EXERCISE INSTRUCTIONS — Copy every line from the data below in which the string "label" can be found.

Data records —

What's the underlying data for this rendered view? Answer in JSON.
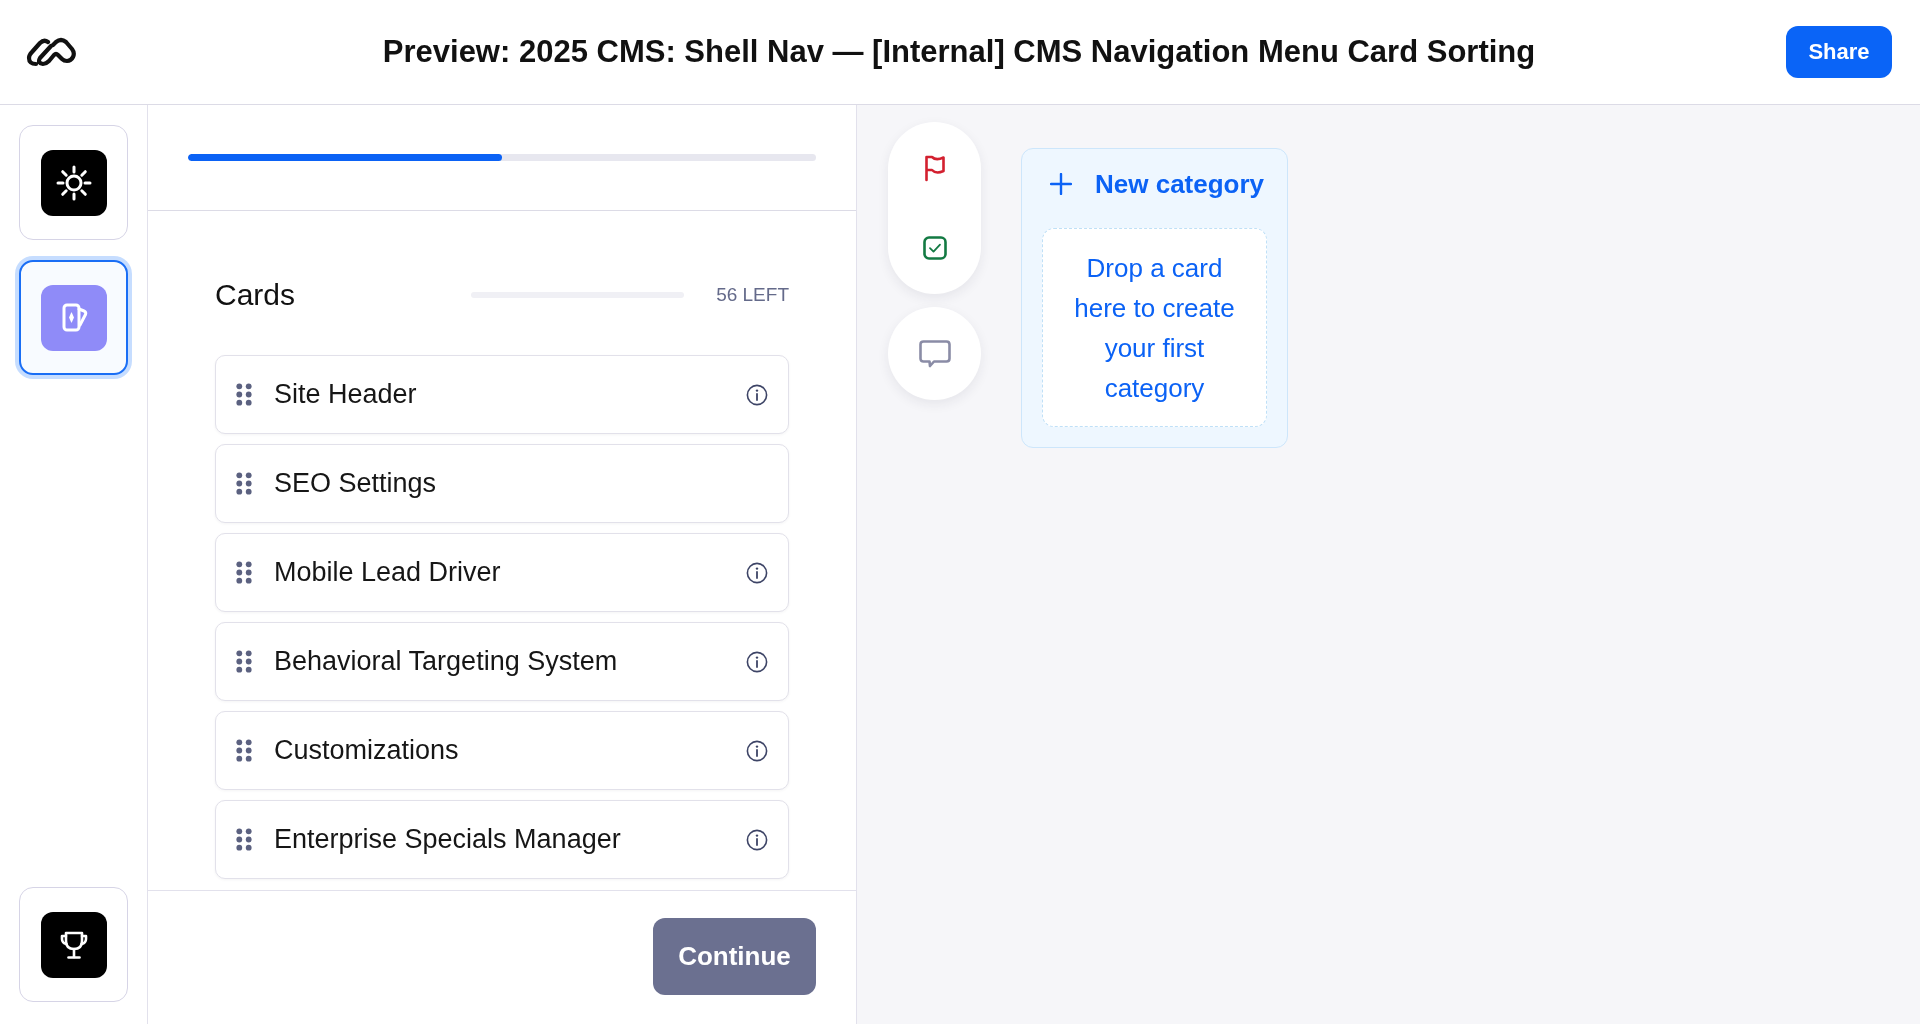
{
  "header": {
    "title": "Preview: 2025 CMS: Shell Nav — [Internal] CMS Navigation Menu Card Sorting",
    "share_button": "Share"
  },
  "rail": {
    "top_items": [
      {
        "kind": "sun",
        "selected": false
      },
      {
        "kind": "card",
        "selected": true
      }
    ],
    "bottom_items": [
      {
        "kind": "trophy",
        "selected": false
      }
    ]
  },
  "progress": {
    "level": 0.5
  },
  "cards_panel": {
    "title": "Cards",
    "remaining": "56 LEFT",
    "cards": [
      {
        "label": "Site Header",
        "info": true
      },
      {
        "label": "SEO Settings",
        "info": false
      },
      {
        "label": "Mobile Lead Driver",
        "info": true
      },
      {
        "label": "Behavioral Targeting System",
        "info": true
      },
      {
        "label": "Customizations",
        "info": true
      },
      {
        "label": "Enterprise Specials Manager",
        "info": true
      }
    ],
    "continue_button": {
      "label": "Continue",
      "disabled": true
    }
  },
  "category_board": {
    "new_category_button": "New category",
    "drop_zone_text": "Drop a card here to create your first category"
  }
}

EXPECTED OUTPUT —
        "label": "Site Header",
        "label": "SEO Settings",
        "label": "Mobile Lead Driver",
        "label": "Behavioral Targeting System",
        "label": "Customizations",
        "label": "Enterprise Specials Manager",
      "label": "Continue",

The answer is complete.